    Please can you provide any evidence for the above. I would say the opposite;

    -Many people find it easier to comply to a 4-6 week diet than a 4-6 month diet
    - Lean mass can be preserved during a faster more agressive cut
    - Many people would be healthier if they were carrying 10-20lbs less fat

    Pretty much this. If one is losing that much LBM, they need to take a hard look at their protein intake and sources. I'm also still pretty convinced that all of this "zomg I lost muscle" stuff comes from people believing that they are less fat than they really are.

    Welcome to the internet, where every man is either 30% bodyfat or 15% or less.

    Exactly. From reading Lyle's research, unless you are clueless with nurtition, it is surprisingly hard to lose muscle. Everyone is just fatter than they originally think.

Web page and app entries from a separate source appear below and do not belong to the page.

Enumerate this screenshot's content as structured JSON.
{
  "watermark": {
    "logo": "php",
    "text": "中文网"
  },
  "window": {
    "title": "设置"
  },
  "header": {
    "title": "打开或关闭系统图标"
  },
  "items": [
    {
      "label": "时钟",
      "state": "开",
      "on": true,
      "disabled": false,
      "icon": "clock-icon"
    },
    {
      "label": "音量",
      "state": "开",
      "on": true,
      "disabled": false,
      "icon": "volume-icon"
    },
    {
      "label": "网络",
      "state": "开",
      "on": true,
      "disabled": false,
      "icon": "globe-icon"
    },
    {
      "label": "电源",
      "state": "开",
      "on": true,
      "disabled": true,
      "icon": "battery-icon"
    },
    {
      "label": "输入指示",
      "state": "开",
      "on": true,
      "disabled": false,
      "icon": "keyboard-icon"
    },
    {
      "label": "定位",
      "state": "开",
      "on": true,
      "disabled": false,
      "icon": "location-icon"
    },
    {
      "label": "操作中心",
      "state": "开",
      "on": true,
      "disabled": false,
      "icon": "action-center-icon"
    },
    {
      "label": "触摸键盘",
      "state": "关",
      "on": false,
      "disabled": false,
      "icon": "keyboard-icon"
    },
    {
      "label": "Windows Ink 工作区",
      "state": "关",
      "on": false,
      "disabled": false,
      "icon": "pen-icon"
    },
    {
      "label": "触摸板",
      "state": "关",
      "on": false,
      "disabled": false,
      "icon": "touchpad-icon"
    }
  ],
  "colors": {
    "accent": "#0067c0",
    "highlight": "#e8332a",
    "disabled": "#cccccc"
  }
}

    Yeap. I'm also pretty sure that most of the misconception comes from antiquited studies of VLCDs where almost all of the calories came from carbohydrates. This is, of course, an incredibly stupid way to try and do it.